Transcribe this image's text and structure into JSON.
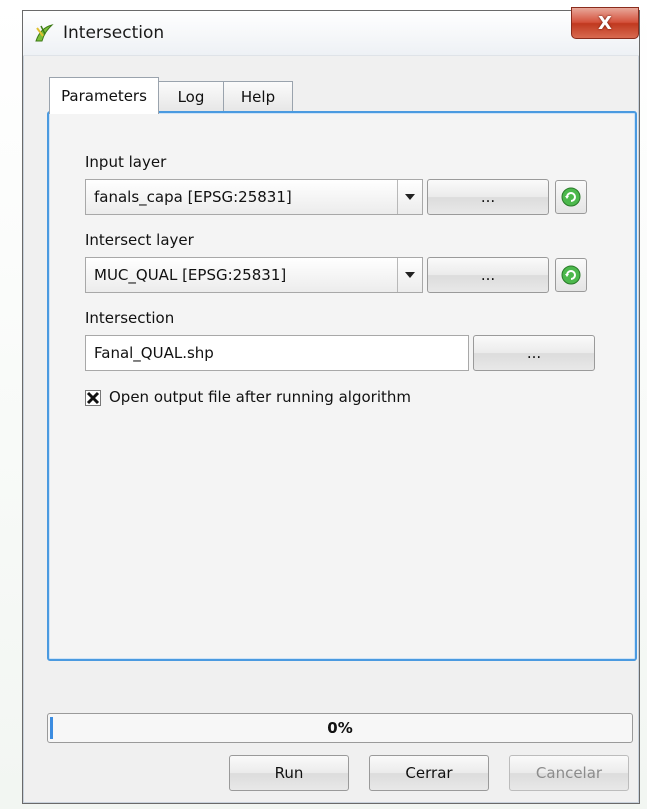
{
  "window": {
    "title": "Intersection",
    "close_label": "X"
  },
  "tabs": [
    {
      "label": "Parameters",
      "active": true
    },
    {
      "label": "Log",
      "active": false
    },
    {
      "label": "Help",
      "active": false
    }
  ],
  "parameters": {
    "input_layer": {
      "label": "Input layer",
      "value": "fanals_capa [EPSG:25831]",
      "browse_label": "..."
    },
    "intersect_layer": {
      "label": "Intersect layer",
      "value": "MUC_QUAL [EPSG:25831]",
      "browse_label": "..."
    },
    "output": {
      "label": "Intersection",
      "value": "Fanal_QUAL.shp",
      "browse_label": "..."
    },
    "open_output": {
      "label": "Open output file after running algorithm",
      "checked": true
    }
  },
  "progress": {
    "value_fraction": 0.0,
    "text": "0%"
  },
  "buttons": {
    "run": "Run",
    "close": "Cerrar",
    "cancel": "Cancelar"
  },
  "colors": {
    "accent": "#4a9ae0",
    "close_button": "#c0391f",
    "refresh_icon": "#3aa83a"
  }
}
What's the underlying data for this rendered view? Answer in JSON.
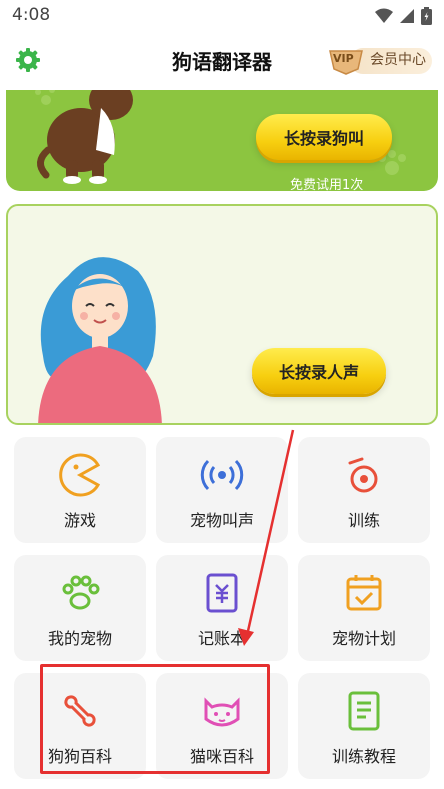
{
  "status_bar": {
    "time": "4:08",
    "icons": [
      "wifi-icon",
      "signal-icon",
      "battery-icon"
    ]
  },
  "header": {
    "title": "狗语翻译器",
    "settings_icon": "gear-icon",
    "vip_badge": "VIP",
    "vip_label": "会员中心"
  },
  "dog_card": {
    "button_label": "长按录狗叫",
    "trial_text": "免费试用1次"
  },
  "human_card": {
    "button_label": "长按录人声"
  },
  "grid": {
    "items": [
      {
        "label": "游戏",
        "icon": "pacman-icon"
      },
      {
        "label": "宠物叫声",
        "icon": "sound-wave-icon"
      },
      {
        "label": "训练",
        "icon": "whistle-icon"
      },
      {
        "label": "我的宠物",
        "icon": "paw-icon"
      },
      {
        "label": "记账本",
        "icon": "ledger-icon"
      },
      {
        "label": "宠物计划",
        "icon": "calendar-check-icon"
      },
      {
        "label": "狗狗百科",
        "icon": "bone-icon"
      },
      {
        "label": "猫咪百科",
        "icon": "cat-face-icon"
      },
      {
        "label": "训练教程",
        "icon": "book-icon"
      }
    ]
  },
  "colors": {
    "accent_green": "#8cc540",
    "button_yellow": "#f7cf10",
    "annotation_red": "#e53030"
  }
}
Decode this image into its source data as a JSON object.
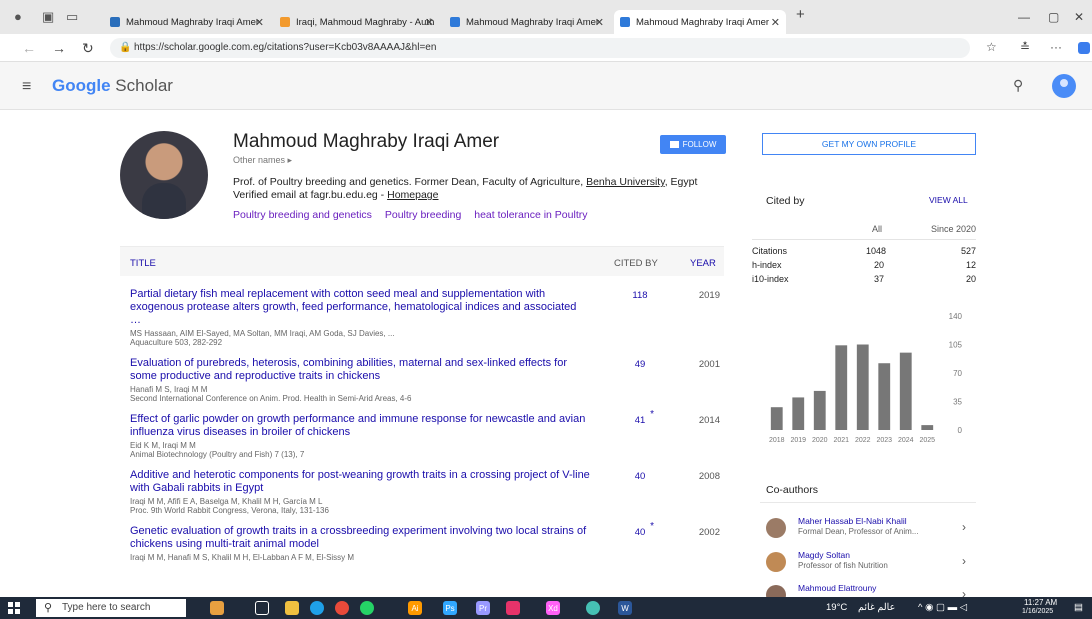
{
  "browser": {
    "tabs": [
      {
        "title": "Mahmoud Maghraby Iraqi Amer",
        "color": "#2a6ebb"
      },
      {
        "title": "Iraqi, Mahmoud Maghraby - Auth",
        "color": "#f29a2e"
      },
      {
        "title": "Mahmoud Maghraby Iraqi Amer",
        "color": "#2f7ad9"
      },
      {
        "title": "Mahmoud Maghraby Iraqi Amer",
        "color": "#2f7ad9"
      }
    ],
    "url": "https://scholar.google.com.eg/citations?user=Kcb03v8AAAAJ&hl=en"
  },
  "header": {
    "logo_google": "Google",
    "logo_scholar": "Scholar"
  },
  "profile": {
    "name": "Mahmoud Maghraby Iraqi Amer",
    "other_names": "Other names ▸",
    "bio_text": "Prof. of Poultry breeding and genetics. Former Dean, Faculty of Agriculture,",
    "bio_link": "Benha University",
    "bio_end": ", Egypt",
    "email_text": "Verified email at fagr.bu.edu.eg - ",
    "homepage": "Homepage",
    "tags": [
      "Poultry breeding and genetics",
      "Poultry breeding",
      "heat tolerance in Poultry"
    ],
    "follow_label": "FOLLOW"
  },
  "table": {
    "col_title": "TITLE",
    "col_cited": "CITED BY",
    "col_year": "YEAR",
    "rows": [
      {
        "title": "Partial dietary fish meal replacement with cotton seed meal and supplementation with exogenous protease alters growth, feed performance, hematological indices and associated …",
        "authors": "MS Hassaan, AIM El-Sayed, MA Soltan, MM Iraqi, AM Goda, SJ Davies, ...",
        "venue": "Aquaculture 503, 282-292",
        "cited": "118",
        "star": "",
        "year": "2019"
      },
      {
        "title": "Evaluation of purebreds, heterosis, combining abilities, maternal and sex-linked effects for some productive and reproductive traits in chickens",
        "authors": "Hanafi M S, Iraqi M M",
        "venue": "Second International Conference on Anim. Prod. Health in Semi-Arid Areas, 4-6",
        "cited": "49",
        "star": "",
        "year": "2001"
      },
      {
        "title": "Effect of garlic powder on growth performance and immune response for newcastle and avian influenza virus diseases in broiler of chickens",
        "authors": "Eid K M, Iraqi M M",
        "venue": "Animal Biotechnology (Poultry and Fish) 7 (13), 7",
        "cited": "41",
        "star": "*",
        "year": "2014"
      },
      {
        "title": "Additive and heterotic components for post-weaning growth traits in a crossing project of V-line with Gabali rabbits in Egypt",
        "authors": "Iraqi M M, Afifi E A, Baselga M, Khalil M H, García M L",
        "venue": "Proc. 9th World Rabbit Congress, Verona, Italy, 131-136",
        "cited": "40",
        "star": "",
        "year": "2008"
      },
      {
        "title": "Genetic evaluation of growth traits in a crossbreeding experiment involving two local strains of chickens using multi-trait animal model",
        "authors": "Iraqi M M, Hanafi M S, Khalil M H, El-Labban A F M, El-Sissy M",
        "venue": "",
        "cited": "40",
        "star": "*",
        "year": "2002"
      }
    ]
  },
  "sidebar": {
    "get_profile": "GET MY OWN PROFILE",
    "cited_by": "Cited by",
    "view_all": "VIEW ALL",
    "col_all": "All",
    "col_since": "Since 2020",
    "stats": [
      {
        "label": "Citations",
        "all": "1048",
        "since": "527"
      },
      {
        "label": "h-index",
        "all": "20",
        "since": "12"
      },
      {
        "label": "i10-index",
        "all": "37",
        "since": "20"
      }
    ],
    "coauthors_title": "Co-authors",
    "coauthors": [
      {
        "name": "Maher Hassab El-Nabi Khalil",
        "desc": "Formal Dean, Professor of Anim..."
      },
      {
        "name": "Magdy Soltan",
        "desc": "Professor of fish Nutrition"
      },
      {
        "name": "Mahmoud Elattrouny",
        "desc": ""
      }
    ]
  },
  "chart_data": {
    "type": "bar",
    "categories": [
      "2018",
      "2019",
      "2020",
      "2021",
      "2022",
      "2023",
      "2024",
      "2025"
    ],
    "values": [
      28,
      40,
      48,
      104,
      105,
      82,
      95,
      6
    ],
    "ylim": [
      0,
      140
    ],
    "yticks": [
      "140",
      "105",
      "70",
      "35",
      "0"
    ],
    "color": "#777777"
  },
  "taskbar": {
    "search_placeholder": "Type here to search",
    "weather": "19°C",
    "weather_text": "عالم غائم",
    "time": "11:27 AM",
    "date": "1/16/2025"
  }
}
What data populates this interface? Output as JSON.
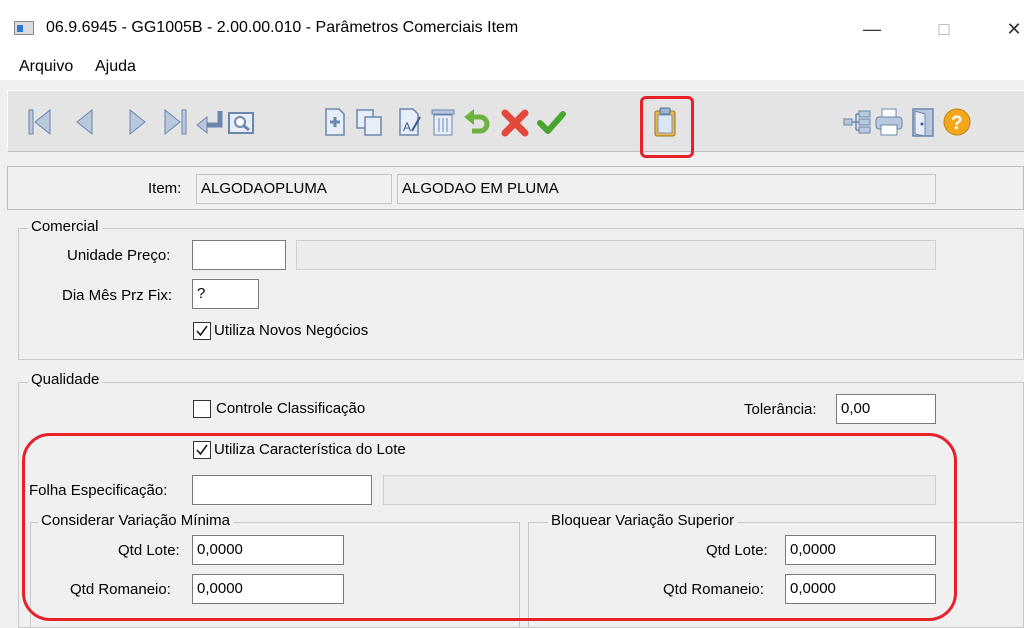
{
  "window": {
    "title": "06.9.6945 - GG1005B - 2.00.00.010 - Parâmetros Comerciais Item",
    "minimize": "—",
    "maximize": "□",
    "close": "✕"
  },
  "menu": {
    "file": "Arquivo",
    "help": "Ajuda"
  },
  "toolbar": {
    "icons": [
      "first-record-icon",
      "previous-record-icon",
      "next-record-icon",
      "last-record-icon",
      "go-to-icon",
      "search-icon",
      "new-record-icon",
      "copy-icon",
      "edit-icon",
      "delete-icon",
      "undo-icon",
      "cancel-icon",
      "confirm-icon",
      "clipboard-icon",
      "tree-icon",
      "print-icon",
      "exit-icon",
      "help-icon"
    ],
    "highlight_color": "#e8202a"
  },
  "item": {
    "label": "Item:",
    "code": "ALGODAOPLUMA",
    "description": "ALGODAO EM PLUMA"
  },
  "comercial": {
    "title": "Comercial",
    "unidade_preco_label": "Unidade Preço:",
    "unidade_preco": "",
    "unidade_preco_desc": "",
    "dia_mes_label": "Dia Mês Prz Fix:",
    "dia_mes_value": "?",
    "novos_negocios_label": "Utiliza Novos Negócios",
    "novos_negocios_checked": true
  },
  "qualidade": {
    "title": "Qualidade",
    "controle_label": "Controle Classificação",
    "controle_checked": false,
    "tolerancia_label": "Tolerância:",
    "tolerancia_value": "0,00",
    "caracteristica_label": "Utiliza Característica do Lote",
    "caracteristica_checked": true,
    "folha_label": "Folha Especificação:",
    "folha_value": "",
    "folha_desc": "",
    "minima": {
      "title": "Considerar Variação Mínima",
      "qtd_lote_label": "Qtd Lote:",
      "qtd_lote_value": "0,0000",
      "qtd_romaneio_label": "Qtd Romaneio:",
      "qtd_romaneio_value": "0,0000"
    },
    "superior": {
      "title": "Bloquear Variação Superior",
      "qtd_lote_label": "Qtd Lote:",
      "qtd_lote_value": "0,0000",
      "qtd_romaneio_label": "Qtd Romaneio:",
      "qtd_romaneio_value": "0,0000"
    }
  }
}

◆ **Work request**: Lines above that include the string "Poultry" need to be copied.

◆ **Written response**:
    "bio_text": "Prof. of Poultry breeding and genetics. Former Dean, Faculty of Agriculture,",
      "Poultry breeding and genetics",
      "Poultry breeding",
      "heat tolerance in Poultry"
        "venue": "Animal Biotechnology (Poultry and Fish) 7 (13), 7",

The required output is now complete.